Dataset rows describing interfaces

*****

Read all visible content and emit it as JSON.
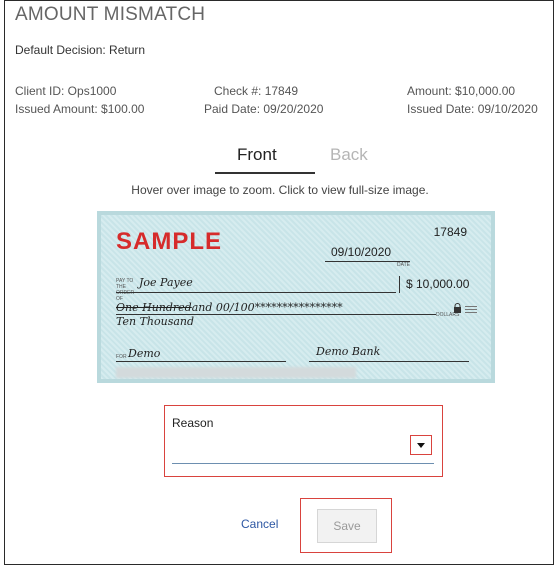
{
  "header": {
    "title": "AMOUNT MISMATCH",
    "default_decision": "Default Decision:  Return"
  },
  "info": {
    "client_id": "Client ID:  Ops1000",
    "check_no": "Check #:  17849",
    "amount": "Amount:  $10,000.00",
    "issued_amount": "Issued Amount:  $100.00",
    "paid_date": "Paid Date: 09/20/2020",
    "issued_date": "Issued Date:  09/10/2020"
  },
  "tabs": [
    {
      "label": "Front",
      "active": true
    },
    {
      "label": "Back",
      "active": false
    }
  ],
  "hover_hint": "Hover over image to zoom. Click to view full-size image.",
  "check": {
    "sample_label": "SAMPLE",
    "number": "17849",
    "date": "09/10/2020",
    "date_caption": "DATE",
    "payto_caption": "PAY TO THE ORDER OF",
    "payee": "Joe Payee",
    "amount": "$ 10,000.00",
    "words_struck": "One Hundred",
    "words_rest": "and 00/100****************",
    "dollars_caption": "DOLLARS",
    "words_correction": "Ten Thousand",
    "memo_caption": "FOR",
    "memo": "Demo",
    "signature": "Demo Bank"
  },
  "reason": {
    "label": "Reason",
    "value": ""
  },
  "actions": {
    "cancel_label": "Cancel",
    "save_label": "Save"
  },
  "colors": {
    "highlight_border": "#d9433e",
    "link": "#2d57a3",
    "sample_red": "#d62b2b"
  }
}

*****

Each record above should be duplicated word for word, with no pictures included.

Read all visible content and emit it as JSON.
{
  "header": {
    "title": "AMOUNT MISMATCH",
    "default_decision": "Default Decision:  Return"
  },
  "info": {
    "client_id": "Client ID:  Ops1000",
    "check_no": "Check #:  17849",
    "amount": "Amount:  $10,000.00",
    "issued_amount": "Issued Amount:  $100.00",
    "paid_date": "Paid Date: 09/20/2020",
    "issued_date": "Issued Date:  09/10/2020"
  },
  "tabs": [
    {
      "label": "Front",
      "active": true
    },
    {
      "label": "Back",
      "active": false
    }
  ],
  "hover_hint": "Hover over image to zoom. Click to view full-size image.",
  "check": {
    "sample_label": "SAMPLE",
    "number": "17849",
    "date": "09/10/2020",
    "date_caption": "DATE",
    "payto_caption": "PAY TO THE ORDER OF",
    "payee": "Joe Payee",
    "amount": "$ 10,000.00",
    "words_struck": "One Hundred",
    "words_rest": "and 00/100****************",
    "dollars_caption": "DOLLARS",
    "words_correction": "Ten Thousand",
    "memo_caption": "FOR",
    "memo": "Demo",
    "signature": "Demo Bank"
  },
  "reason": {
    "label": "Reason",
    "value": ""
  },
  "actions": {
    "cancel_label": "Cancel",
    "save_label": "Save"
  },
  "colors": {
    "highlight_border": "#d9433e",
    "link": "#2d57a3",
    "sample_red": "#d62b2b"
  }
}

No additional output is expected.